From the article:
For the origins of the ABXY button scheme we must look back to the very beginning of additional buttons. When the Famicom (known as the Nintendo Entertainment System outside Japan) launched, it featured two primary buttons. While other companies labelled their (usually two) buttons with numbering such as 1 and 2 or I and II, Nintendo had instead used A and B. When the SNES was released in Japan in 1990 they added X and Y to the mix, and rotated it slightly. The format was now a diamond, with X, A, B, and Y all around, clockwise. This format became known as ABXY because of the obvious alphabetical order.
But why X and Y? Why not C and D, the next most logical letters? The likely reason for this is future-proofing. Adding C and Z to the right of ABXY would not change the way games designed only for ABXY controlled, whereas if the controller had ABCD adding E and F and moving C up beside B would affect previous games, and having the buttons in ABECDF order would not make sense.
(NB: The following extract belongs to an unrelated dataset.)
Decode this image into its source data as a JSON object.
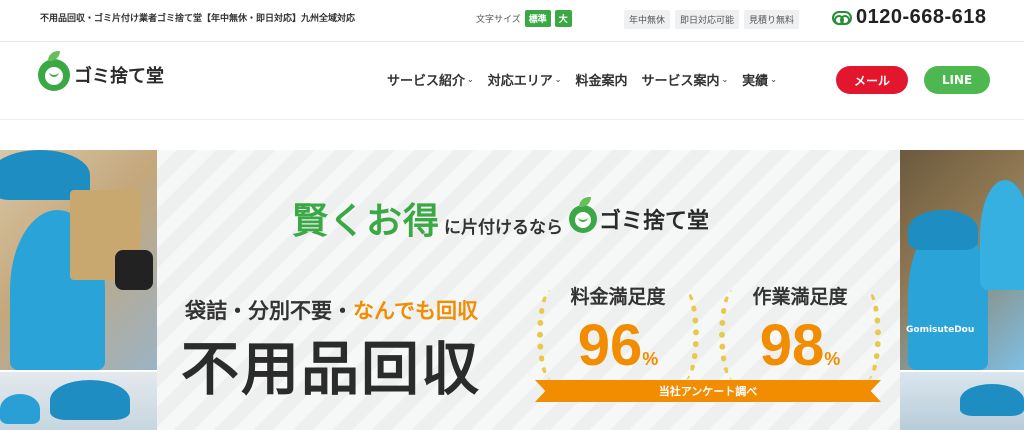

When Sony launched their now-standalone PlayStation in 1995 for US$299, it had its own take on the diamond: instead of letters it had symbols–a Circle, Cross, Square, and Triangle, respectively. They also added two additional triggers, introducing the typical ten-button scheme of many controllers.